Home > "IN God We Trust" survives a challenge... The Supreme Court rules against the handicapped...
Click image to enlarge 644507
Show image list »
Image059_tn
Image060_tn
Image061_tn
Image062_tn
"IN God We Trust" survives a challenge...

The Supreme Court rules against the handicapped...



Item # 644507

June 11, 1979

LOS ANGELES TIMES, California, June 11, 1979

* The Supreme Court rules against the handicapped
* "In God We Trust" to remain on coins


The front page has two-line full banner heading: "High Court Rules Against Handicapped", with subhead: "School's Ban on Applicant Held Valid". The text includes, in part, "A Unanimous Supreme Court ruled today that handicapped people have no legal right to attend a school if they cannot meet the school's physical qualifications." It continues: "Nothing in the language or history of (the Rehabilitation Act of 1973) reflects an intention to limit the freedom of education institutions to require reasonable physical qualifications for admission...", with more.
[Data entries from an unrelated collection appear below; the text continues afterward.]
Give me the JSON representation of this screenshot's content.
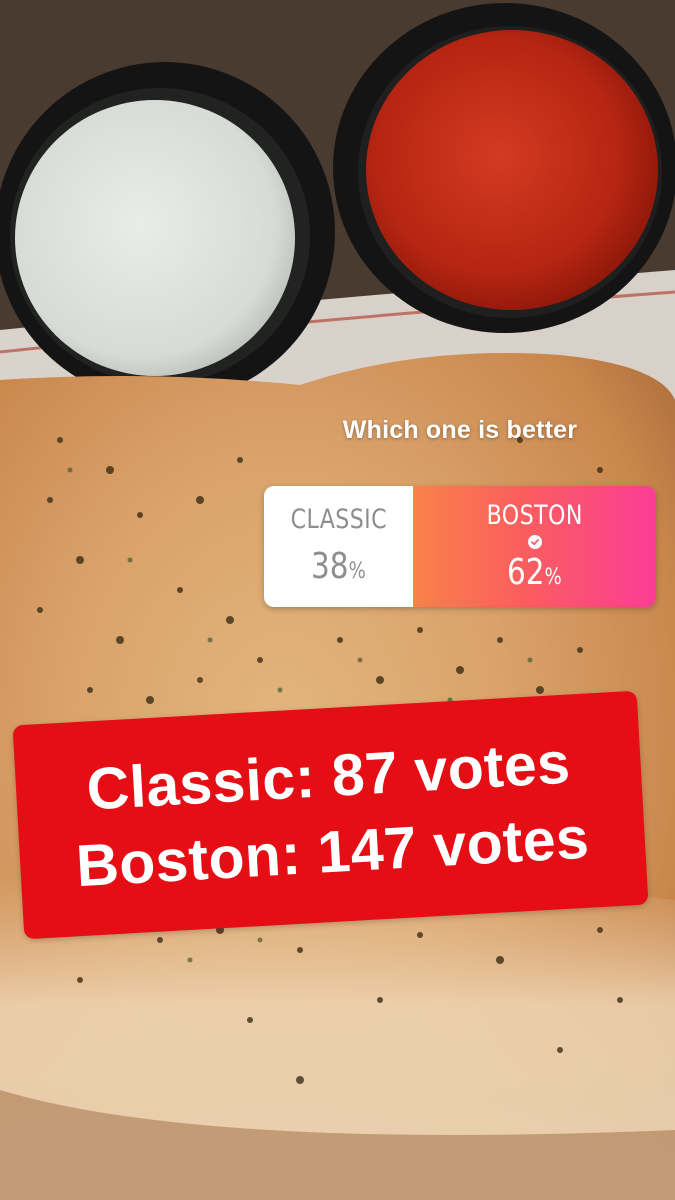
{
  "poll": {
    "question": "Which one is better",
    "options": [
      {
        "label": "CLASSIC",
        "percent": "38",
        "percent_sign": "%",
        "selected": false
      },
      {
        "label": "BOSTON",
        "percent": "62",
        "percent_sign": "%",
        "selected": true
      }
    ],
    "gradient_colors": [
      "#f9824a",
      "#fa5e5e",
      "#fb3d96"
    ]
  },
  "sticker": {
    "line1": "Classic: 87 votes",
    "line2": "Boston: 147 votes",
    "background_color": "#e40e14"
  },
  "photo": {
    "subject_icon": "calzone-photo",
    "items": [
      "ranch-dip-cup-icon",
      "marinara-dip-cup-icon",
      "calzone-icon"
    ]
  }
}
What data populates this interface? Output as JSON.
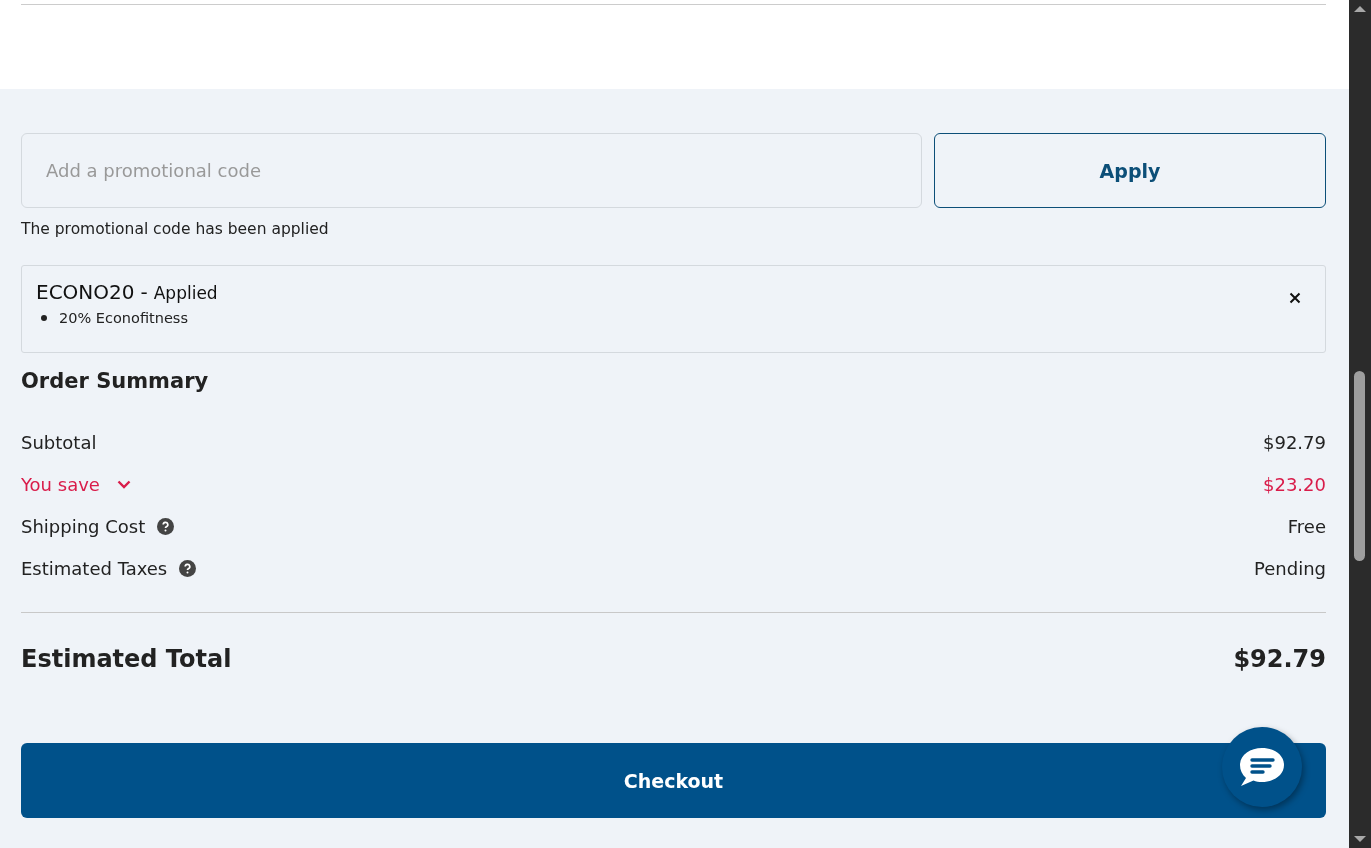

Also present under this same heading is the announcement that The Supreme Court refused to hear an appeal by Madalyn Murry O'Hair aimed at having the inscription, "In God We Trust" eliminated from all U. S. coins. Wikipedia notes: ""In God We Trust" as a national motto and on U.S. currency has been the subject of numerous unsuccessful lawsuits. The motto was first challenged in Aronow v. United States in 1970, but the United States Court of Appeals for the Ninth Circuit ruled: "It is quite obvious that the national motto and the slogan on coinage and currency 'In God We Trust' has nothing whatsoever to do with the establishment of religion. Its use is of patriotic or ceremonial character and bears no true resemblance to a governmental sponsorship of a religious exercise."

Complete in 24 pages and in nice condition.

Category: The 20th Century

Available Now

$95.00